Lines from the entries below that hold "fundamental" form the answer; copy all of them.

DATA IN THIS EXERCISE:
- - -
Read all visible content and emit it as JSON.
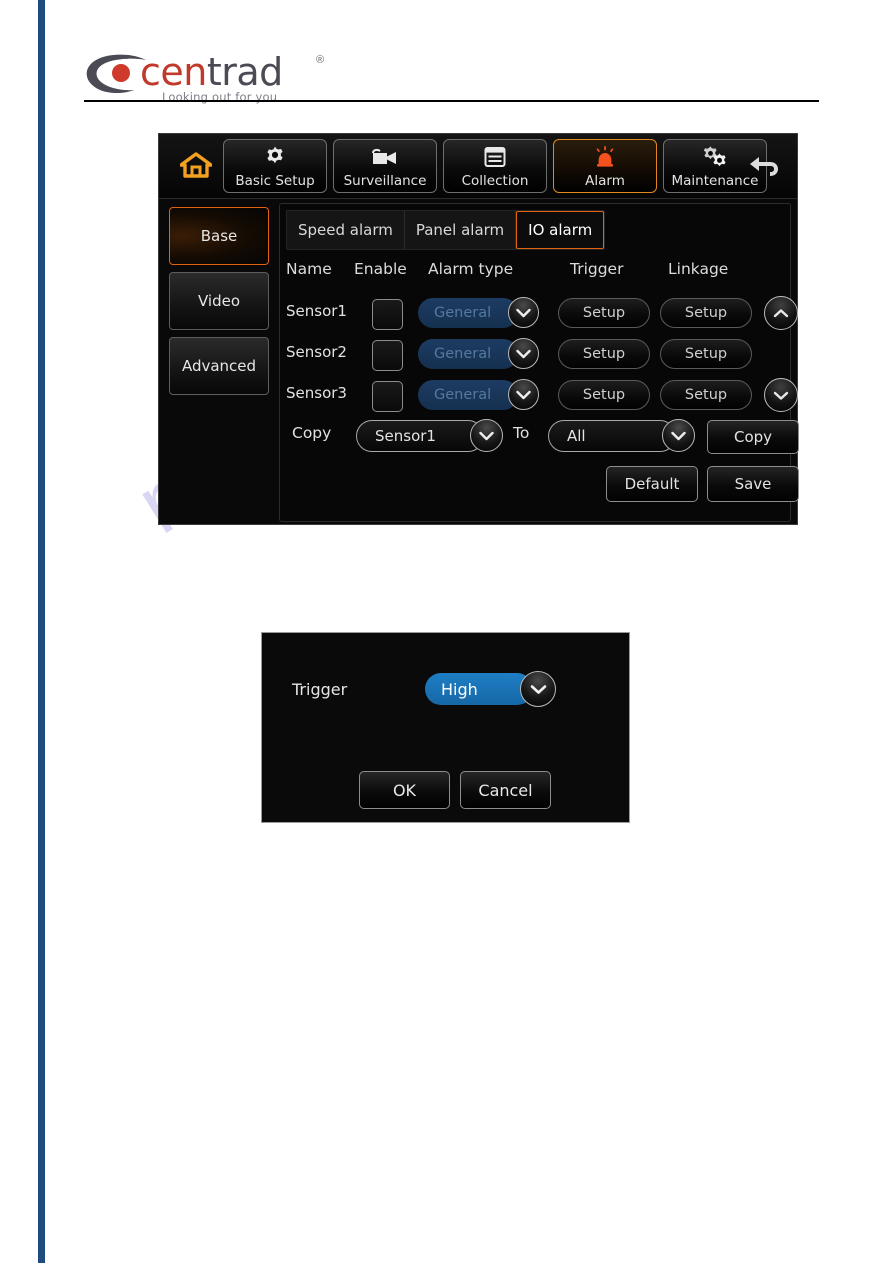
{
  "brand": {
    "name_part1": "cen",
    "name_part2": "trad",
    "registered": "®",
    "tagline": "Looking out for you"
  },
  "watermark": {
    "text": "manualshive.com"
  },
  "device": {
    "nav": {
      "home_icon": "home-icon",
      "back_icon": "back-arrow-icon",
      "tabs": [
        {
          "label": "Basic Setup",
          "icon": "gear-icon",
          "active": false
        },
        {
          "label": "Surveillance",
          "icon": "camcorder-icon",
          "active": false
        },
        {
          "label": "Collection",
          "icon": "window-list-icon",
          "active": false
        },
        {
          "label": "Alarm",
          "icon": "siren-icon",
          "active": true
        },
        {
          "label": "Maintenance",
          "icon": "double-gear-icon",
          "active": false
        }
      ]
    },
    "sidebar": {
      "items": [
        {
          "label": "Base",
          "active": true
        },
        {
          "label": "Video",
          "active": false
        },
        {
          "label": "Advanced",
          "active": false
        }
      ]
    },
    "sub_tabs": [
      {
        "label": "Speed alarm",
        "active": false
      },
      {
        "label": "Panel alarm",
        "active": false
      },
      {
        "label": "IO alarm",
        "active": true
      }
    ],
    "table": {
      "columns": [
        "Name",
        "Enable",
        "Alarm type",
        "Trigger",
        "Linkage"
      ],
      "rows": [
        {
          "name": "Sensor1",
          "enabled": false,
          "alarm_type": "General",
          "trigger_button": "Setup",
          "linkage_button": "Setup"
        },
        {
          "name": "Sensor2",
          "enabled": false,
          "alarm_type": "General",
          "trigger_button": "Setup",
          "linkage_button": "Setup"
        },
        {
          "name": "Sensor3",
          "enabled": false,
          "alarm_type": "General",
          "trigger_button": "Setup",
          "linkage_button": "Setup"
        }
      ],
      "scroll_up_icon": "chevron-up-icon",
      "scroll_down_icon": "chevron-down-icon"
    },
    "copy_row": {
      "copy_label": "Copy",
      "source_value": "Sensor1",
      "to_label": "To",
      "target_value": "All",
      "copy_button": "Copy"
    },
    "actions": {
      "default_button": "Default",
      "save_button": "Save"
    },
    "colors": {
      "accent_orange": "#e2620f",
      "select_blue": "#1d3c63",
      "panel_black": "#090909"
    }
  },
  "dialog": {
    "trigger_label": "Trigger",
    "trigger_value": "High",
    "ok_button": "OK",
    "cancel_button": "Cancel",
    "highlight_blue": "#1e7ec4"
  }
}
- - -
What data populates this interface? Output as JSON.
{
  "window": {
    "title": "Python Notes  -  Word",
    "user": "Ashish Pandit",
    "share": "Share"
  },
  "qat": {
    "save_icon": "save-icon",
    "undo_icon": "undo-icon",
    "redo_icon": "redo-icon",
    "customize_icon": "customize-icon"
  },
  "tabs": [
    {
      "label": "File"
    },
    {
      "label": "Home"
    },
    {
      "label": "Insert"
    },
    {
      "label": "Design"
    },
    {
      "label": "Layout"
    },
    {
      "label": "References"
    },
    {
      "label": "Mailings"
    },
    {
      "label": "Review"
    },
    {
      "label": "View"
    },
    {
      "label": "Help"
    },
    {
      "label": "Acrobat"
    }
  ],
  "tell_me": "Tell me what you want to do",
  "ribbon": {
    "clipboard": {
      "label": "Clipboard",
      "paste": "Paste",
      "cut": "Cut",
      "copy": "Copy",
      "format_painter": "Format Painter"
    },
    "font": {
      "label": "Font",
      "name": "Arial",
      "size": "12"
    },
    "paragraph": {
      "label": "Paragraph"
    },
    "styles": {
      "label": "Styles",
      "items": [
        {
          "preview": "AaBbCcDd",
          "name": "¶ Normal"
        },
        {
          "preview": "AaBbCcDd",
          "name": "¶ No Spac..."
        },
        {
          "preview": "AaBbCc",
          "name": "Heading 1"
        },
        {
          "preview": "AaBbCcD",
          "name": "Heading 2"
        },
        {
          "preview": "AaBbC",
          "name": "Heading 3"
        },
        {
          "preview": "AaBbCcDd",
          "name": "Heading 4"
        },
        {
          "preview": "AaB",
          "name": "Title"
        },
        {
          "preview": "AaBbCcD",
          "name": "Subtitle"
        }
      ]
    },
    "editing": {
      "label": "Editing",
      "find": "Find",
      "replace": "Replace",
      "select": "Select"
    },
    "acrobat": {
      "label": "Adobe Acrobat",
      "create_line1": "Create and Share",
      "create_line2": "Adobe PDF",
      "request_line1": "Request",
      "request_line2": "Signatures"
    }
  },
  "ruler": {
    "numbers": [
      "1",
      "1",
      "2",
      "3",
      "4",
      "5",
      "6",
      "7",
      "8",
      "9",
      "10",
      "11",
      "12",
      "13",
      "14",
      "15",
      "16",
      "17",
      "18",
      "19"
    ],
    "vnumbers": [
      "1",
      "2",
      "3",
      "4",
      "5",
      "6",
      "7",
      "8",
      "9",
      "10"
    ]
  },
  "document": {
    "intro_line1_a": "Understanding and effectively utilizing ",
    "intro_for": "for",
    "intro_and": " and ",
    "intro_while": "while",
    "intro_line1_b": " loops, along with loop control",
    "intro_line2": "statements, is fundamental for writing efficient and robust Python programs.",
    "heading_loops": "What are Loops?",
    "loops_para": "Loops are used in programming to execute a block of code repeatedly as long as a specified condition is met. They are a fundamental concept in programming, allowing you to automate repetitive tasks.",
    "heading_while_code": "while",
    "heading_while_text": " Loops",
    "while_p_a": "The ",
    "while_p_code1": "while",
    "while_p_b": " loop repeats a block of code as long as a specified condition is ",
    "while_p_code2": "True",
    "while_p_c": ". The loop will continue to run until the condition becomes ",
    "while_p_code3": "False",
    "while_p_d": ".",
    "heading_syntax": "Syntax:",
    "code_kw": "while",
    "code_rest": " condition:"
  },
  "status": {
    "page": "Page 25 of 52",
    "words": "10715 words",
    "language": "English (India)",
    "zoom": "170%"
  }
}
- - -
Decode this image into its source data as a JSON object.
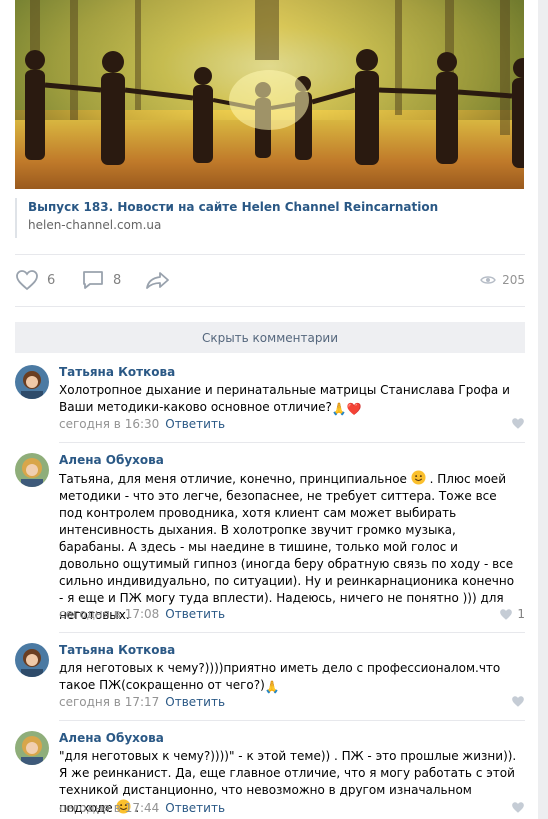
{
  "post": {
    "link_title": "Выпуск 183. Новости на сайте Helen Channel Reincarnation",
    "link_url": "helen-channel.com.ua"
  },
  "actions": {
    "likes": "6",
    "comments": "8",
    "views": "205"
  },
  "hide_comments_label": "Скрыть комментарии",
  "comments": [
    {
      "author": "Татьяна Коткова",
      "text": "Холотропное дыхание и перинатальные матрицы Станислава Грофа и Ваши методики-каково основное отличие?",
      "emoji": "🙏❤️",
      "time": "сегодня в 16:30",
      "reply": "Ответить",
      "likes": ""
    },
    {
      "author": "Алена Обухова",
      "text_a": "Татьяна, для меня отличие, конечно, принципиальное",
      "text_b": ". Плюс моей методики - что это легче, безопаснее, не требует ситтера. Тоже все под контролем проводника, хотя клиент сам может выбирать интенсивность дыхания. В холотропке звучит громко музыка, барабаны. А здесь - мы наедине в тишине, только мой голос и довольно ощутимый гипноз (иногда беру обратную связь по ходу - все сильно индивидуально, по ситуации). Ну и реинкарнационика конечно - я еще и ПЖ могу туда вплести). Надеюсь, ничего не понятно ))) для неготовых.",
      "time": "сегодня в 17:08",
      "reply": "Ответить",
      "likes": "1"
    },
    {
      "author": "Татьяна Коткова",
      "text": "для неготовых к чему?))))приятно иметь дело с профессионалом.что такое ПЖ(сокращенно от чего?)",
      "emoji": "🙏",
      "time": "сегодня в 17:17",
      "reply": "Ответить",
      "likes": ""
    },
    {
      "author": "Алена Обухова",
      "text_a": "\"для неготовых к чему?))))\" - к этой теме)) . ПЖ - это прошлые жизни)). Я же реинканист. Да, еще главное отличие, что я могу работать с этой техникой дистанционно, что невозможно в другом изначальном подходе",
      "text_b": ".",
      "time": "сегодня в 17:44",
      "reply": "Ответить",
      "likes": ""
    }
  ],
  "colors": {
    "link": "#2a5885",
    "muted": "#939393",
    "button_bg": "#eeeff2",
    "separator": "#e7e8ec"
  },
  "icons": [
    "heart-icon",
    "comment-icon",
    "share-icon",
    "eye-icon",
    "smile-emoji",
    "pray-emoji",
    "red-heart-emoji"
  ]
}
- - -
SOLUTION TO THE PROBLEM:
    "intro_line2": "statements, is fundamental for writing efficient and robust Python programs.",
    "loops_para": "Loops are used in programming to execute a block of code repeatedly as long as a specified condition is met. They are a fundamental concept in programming, allowing you to automate repetitive tasks.",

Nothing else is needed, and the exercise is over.